Science & Tech

Where heat is deadliest

5 min read

Research details urban areas most vulnerable to extreme events

With longer and hotter heat waves in the offing, a Harvard professor has put the urban “heat island” under the microscope, finding smaller heat islands — mainly occupied by the poor — within city limits, and identifying features that could counter their effects.

Hurricane Sandy’s toll on New York and New Jersey brought into stark relief the threat that rising sea levels pose to urban areas, sending officials around the world scrambling to begin efforts to mitigate climate change. But Joyce Klein Rosenthal, an assistant professor of urban design, said it would be a mistake if those plans focused on coastal storms and sea level rise to the exclusion of heat waves.

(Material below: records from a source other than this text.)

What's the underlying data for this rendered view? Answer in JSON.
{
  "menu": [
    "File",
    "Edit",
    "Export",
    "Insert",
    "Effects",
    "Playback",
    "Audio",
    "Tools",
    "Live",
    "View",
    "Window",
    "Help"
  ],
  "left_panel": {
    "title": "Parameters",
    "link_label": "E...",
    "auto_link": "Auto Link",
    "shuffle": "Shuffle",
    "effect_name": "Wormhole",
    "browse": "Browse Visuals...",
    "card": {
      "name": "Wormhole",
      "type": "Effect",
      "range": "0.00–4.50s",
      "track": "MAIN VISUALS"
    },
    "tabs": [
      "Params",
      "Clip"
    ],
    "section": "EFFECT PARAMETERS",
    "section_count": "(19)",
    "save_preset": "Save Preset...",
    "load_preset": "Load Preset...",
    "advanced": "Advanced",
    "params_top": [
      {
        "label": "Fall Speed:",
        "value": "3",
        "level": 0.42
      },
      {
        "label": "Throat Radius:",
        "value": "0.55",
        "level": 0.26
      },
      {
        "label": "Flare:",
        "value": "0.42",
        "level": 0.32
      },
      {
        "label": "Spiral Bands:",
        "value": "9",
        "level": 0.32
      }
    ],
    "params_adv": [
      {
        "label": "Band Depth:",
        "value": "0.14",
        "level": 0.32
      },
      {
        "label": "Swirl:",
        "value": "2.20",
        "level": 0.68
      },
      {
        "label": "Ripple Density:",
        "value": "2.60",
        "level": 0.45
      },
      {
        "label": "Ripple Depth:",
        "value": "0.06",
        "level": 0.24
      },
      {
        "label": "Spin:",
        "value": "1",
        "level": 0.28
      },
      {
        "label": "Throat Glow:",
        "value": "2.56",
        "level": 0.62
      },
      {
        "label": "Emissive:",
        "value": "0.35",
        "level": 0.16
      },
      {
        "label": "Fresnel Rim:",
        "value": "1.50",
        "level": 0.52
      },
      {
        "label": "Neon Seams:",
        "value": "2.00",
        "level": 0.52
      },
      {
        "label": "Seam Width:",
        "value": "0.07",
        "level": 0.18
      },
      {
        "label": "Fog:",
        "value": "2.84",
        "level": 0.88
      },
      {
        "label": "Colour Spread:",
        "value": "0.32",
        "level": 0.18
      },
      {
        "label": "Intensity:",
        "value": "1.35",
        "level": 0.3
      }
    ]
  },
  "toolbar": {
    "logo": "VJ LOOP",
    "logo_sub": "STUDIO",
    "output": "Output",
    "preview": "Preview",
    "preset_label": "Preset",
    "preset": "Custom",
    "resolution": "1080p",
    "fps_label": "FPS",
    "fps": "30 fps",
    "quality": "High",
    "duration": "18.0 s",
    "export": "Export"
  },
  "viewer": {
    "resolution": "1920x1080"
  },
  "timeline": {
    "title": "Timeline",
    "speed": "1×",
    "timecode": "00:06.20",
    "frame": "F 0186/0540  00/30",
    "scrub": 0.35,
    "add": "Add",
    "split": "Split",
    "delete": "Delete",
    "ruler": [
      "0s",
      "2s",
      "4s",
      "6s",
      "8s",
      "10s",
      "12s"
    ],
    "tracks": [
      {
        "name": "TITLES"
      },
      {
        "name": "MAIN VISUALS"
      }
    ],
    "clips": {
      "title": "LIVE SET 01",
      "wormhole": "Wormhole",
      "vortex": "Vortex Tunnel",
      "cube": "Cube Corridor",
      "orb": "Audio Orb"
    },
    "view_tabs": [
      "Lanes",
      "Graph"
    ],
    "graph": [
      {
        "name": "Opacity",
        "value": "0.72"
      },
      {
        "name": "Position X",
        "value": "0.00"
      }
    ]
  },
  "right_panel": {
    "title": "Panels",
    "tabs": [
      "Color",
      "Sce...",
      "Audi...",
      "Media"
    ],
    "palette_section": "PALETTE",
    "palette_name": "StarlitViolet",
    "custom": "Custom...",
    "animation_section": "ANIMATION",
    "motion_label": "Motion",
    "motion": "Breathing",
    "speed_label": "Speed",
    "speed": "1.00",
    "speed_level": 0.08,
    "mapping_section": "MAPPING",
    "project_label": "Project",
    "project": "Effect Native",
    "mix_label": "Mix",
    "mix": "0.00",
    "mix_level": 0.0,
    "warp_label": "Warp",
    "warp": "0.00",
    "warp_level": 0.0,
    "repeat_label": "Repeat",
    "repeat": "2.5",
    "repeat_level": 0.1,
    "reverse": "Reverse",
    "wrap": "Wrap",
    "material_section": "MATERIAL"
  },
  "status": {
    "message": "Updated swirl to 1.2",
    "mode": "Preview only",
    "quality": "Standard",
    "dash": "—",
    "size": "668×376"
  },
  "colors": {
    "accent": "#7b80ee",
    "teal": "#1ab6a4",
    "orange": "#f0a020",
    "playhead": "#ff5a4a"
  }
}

The deadly potential of heat waves has become clearer in recent years, most strikingly through an August 2003 heat wave in France that caused an estimated 14,800 excess deaths. Further, climate modelers believe that by 2050, heat-related deaths may be up 70 percent in the New York City region alone.

What that means, Rosenthal said, is that it’s important to think about ways to cool the city’s hot spots, as well as protect its coastal communities and move utility connections out of the basement.

“Everyone in the design community was galvanized by Sandy and we absolutely need to work on coastal solutions, but we also have to be mindful that sea level isn’t the only threat,” Rosenthal said.

The new study is one of the few to examine the effects of extreme heat within New York. Published in the journal Health and Place, it was conducted by Rosenthal, Patrick Kinney from Columbia University, and Kristina Metzger, formerly of the New York City Department of Health and Mental Hygiene.

The report analyzed heat-related mortality rates in residents over 65 among 59 New York community districts and 42 United Hospital Fund neighborhoods between 1997 and 2006. Citywide, it found a 4 percent increase in deaths on the hottest days, those with a heat index of 100 or greater. The deaths were unevenly distributed, however, with higher rates in neighborhoods in the southern and western Bronx, central Brooklyn, northern Manhattan, and the eastern side of midtown.

In examining neighborhood effects, the study showed a strong correlation between excess deaths and poverty, poor housing quality, hypertension, and impervious land cover.

“It is known that there is an unequal distribution of risk from climate change around the world,” Rosenthal said. “What’s less known is that there is a significant variability of risks from climate change and extreme events within American cities, related to poverty and conditions in the built environment.

“It’s very important to recognize that designers, architects, and urban planners have the capacity and agency to improve urban conditions. What’s exciting to me is that, through intra-urban analysis of the effects of place on health, we can focus on modifiable exposures. If we understand the finer-scale spatial and social patterns of vulnerability within cities, we have a better chance at implementing more effective adaptive strategies with communities.”

To be sure, Rosenthal said, several cities — New York among them — have taken steps to ease the heat for vulnerable residents, with longstanding programs to distribute fans and air-conditioners and open cooling centers on the hottest days. Some cities have developed “cool roofs” projects and building code requirements that encourage re-covering acres of black tar roofs with light-colored materials that mitigate rather than intensify the heat.

The study provides data to support such efforts, and to add trees and parks to the built environment, Rosenthal said. Some interventions can be as simple as putting bars on windows, so that elderly residents feel secure enough to open them. Other programs that give residents a break on electric bills can encourage the use of air conditioners.

“Studies like this provide health outcome-related evidence supporting adaptive interventions,” Rosenthal said. “We have health disparities in the spatial distribution of excess mortality of seniors during heat events. The types of characteristics we found to be associated [with that mortality] are within the collective ability of municipalities to intervene.”

Rosenthal framed heat as another environmental pollutant, disproportionately affecting the poor and communities of color.

“Heat, like ground-level ozone, is an environmental stressor, unevenly distributed in places where there are less trees, less green space, and associated with poorer housing quality,” Rosenthal said. “At every scale [examined], income levels are associated with surface temperatures. Poorer neighborhoods are hotter; wealthier neighborhoods are cooler. Urban design strategies can make a difference in reducing urban micro-heat islands.”

Rosenthal said an aging population, a hotter climate, and a lack of affordable housing, if not addressed, may constitute a “perfect storm” for future heat wave deaths.

“It’s really a great concern, and one that needs to be taken seriously. This study adds evidence: Does greening a neighborhood make a difference? Can efforts to improve livability of a neighborhood make a difference? The answer is yes. The disciplines of the built environment — urban planning, architecture, landscape architecture, and urban design — have the knowledge and responsibility to make a difference.”